The interest in traditional hard disk storage solutions has picked up since the beginning of 2014 after a lull that lasted about two years (since the introduction of the first 4TB hard drive).
This coincided with the meteoric rise of the solid state drive, one that stole the storage limelight as prices fell and storage capacity shot up; but now spinning hard disks are back with a vengeance.
Toshiba has quietly introduced a number of affordable external storage devices, and the HDTC720EK3CA, a tiny 2TB external hard drive sporting a USB 3.0 interface, currently has the highest storage capacity for a 2.5-inch form factor and is part of the company's STOR.E Canvio range.
At well under £80 (about $130, AU$ 140) at Amazon (opens in new tab), it is about 15% more expensive than the now discontinued HDTB120EK3CA, which has the same storage capacity and was part of the STOR.E Basics range.
Both are cheaper than all the comparable internal hard disk drives on the market, a weird but logical outcome based on demand and supply.
Despite costing more to build, external drives sell for cheaper because manufacturers such as Toshiba and Seagate are ready to sacrifice margins for sales volume.
The main difference between the two Toshiba drives – other than the price and the design – boils down to the bundled applications.
The Canvio is preloaded with Pogoplug and NTI Backup Now EZ which allows you to access the drive remotely and backup your data respectively. The former alone costs about £18 (about $30, AU$32) and comes with 10GB online cloud storage for free; you can't buy NTI's application on its own.
Out of the box, the STOR.E Canvio looks ridiculously small, sitting comfortably in the palm of my hand. It weighs 230g (just under half a pound) and its dimensions are 111 x 79 x 20.5mm (4.37 x 3.11 x 0.81 inches); in other words, not much bigger or heavier than a pack of 20 cigarettes.
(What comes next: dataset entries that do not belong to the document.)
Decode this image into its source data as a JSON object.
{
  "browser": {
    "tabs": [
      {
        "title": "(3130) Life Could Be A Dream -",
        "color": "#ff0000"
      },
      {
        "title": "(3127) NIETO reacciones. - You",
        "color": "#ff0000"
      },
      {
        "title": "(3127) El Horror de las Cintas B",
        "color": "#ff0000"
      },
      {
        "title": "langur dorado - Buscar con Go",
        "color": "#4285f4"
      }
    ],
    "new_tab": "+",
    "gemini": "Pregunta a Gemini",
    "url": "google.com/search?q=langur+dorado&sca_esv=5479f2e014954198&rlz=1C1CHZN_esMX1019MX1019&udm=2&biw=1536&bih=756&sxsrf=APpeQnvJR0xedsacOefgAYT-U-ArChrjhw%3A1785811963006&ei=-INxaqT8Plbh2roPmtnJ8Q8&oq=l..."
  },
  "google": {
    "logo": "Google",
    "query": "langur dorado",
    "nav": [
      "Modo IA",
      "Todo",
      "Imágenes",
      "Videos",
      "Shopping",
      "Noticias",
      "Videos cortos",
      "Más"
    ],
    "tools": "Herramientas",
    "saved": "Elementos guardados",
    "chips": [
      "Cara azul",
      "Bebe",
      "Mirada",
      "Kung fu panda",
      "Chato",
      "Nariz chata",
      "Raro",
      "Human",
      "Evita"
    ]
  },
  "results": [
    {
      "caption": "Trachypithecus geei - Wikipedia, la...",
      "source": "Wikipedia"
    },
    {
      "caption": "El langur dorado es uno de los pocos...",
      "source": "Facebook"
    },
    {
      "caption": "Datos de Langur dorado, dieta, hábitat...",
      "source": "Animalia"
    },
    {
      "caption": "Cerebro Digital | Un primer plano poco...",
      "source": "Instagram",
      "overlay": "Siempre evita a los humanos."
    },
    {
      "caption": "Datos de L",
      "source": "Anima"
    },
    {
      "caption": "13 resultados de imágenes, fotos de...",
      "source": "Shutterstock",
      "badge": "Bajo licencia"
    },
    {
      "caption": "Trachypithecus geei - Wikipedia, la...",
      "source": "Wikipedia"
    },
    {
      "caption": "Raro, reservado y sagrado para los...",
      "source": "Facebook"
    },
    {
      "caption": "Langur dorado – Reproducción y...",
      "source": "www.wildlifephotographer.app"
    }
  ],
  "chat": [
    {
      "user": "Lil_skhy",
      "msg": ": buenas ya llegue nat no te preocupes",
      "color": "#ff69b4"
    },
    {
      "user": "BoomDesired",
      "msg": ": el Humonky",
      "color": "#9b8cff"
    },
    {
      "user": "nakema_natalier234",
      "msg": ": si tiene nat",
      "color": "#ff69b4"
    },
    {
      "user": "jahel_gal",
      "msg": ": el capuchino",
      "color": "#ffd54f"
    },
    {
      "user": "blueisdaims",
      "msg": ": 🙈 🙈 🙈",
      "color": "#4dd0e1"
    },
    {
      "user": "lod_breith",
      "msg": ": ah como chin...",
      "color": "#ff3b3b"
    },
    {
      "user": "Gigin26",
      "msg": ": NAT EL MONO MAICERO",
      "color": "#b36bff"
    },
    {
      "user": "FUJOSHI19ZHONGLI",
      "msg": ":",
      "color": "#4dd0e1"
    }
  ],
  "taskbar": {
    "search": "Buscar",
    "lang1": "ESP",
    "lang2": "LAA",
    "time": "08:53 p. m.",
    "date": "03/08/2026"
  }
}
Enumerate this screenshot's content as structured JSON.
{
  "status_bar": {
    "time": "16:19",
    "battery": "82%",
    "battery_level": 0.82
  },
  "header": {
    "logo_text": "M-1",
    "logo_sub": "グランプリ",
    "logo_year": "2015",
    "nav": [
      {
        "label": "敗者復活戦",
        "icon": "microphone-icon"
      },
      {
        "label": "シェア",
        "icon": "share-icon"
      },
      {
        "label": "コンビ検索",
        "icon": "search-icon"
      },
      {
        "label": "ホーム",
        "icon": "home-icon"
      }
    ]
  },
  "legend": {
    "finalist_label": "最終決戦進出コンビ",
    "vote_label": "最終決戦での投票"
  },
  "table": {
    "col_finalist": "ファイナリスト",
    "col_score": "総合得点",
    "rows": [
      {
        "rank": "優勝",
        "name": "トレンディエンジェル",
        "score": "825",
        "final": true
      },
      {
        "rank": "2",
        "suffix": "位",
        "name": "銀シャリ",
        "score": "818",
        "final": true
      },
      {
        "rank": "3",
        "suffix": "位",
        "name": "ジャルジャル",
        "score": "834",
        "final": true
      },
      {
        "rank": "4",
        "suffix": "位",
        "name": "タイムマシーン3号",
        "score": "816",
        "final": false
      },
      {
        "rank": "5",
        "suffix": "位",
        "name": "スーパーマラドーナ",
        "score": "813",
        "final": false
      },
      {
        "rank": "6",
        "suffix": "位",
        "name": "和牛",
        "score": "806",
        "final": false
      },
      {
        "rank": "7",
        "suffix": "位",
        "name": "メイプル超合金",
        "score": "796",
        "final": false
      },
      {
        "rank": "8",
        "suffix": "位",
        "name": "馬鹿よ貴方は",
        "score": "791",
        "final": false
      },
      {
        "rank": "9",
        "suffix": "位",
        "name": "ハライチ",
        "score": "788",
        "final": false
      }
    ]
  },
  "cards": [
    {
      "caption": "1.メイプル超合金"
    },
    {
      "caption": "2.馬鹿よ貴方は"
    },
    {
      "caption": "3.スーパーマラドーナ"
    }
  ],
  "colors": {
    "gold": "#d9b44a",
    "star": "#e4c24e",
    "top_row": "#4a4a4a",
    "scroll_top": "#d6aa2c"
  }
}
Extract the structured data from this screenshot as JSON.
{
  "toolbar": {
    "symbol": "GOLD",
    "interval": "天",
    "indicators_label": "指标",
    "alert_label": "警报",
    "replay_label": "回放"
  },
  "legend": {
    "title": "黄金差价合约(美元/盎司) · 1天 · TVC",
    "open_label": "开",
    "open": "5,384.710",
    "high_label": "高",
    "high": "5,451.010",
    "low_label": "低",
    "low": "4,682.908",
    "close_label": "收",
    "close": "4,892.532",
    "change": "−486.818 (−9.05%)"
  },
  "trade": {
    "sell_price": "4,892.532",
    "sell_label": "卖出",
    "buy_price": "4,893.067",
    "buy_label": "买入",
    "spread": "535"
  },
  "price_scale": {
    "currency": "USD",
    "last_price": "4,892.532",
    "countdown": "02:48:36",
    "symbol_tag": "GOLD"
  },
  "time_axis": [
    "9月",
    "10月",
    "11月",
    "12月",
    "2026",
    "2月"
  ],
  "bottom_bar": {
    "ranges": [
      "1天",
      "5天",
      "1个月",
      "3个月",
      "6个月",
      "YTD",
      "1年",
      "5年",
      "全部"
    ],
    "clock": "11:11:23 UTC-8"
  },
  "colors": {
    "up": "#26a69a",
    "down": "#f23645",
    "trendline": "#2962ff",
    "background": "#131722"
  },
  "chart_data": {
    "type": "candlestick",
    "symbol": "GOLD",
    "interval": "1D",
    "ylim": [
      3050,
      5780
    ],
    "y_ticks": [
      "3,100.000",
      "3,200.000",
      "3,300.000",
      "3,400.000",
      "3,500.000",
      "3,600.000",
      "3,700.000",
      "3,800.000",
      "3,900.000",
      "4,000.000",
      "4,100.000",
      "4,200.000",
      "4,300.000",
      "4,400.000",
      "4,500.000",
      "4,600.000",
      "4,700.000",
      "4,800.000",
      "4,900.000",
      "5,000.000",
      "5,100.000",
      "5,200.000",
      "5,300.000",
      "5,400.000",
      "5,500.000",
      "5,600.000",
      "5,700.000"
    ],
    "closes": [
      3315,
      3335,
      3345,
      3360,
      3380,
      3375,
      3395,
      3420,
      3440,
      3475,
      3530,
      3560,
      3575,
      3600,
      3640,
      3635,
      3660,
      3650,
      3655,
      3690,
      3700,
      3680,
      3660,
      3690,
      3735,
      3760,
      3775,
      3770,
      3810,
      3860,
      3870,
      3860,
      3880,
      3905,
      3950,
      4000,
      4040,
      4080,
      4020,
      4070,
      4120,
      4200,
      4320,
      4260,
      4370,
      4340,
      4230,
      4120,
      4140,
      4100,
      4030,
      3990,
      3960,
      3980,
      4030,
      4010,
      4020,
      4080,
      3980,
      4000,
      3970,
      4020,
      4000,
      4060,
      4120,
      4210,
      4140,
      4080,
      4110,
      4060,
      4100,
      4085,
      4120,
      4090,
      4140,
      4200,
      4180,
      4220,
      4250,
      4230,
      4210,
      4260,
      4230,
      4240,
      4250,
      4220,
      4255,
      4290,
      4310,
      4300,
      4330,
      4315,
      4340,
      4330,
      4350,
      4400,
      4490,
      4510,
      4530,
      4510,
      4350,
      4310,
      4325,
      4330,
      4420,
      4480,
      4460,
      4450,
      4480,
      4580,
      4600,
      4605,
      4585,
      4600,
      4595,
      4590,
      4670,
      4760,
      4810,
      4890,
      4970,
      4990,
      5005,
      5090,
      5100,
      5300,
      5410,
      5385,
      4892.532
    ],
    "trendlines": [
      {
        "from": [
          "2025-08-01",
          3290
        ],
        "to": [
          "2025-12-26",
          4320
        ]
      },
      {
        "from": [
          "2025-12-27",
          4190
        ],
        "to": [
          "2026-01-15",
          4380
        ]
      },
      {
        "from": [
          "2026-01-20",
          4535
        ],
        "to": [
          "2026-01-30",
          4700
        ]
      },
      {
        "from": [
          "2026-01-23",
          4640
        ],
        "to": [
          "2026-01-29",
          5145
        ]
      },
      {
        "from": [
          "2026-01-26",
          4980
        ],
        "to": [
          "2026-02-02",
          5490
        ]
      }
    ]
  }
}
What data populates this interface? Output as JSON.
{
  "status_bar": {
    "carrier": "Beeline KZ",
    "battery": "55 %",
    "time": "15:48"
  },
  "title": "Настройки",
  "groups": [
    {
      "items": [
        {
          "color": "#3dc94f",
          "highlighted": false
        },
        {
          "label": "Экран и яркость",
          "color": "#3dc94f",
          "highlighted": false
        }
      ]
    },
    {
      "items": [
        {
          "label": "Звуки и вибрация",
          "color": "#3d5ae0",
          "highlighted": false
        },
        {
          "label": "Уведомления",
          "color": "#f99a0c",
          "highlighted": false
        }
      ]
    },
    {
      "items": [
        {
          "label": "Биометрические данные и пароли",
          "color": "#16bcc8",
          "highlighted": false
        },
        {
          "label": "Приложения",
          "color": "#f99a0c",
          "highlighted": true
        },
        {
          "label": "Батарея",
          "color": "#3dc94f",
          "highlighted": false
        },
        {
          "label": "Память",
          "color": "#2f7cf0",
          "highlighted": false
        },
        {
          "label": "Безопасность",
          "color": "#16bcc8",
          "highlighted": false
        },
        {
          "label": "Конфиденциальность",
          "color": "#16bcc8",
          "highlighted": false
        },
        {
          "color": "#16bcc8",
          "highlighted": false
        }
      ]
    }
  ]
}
Its corners are slightly rounded with two glossy sides and a white LED on the front that lights up when the drive is on. Getting it to work requires a free USB port (USB 3.0 preferably).
A sticker and four tiny rubber feet are located on the underside of the drive. There didn't seem to be any easy way of prying the unit open to extract the hard drive for use, say, in a gaming console like the Xbox 360 or the PS3.
- PCMark 8 Rating: 1871
- Crystal Benchmark Reads: 119.5Mbps/142.85 IOPS
- Crystal Benchmark Writes: 118.3Mbps/306.92 IOPS
The Toshiba 2TB Canvio USB 3.0 drive performs more sluggishly than recent hard disk drives of similar capacities (Seagate Wireless 2TB, LaCie Fuel 2TB) but not by a big margin (less than 10% in the PCMark 8 storage benchmark).
The drive that Toshiba used is likely to be the MQ01ABB200 which was launched in 2013; it is a 15mm model that has four 500GB platters, a 5,400RPM rotational speed, 8MB buffer and an average seek time of 12ms/22ms in read/write.
That compares poorly with the Samsung SpinPoint M9T drive, released this year that has a higher platter density (three 667GB platters), four times the cache size (32MB) and is way thinner (9.5mm versus 15mm). As a side note, not surprisingly, Toshiba's bare drive costs about 25% more than its external version.
This drive is great value for money if you want something small, with ample storage, that can slip in your back pocket, and has some interesting added features (Pogoplug, free online storage, backup application).
There's nothing headline-grabbing about its design and performance, but it will allow you to transfer oodles of bytes cheaply and quickly. Since it is USB-powered, you won't need a power connector to make it work, either.
Put simply, Toshiba's 2TB Canvio USB 3.0 drive cannot be beaten (except by Toshiba's own Basics range) when it comes to affordability in terms of TB (Terabyte) per unit volume.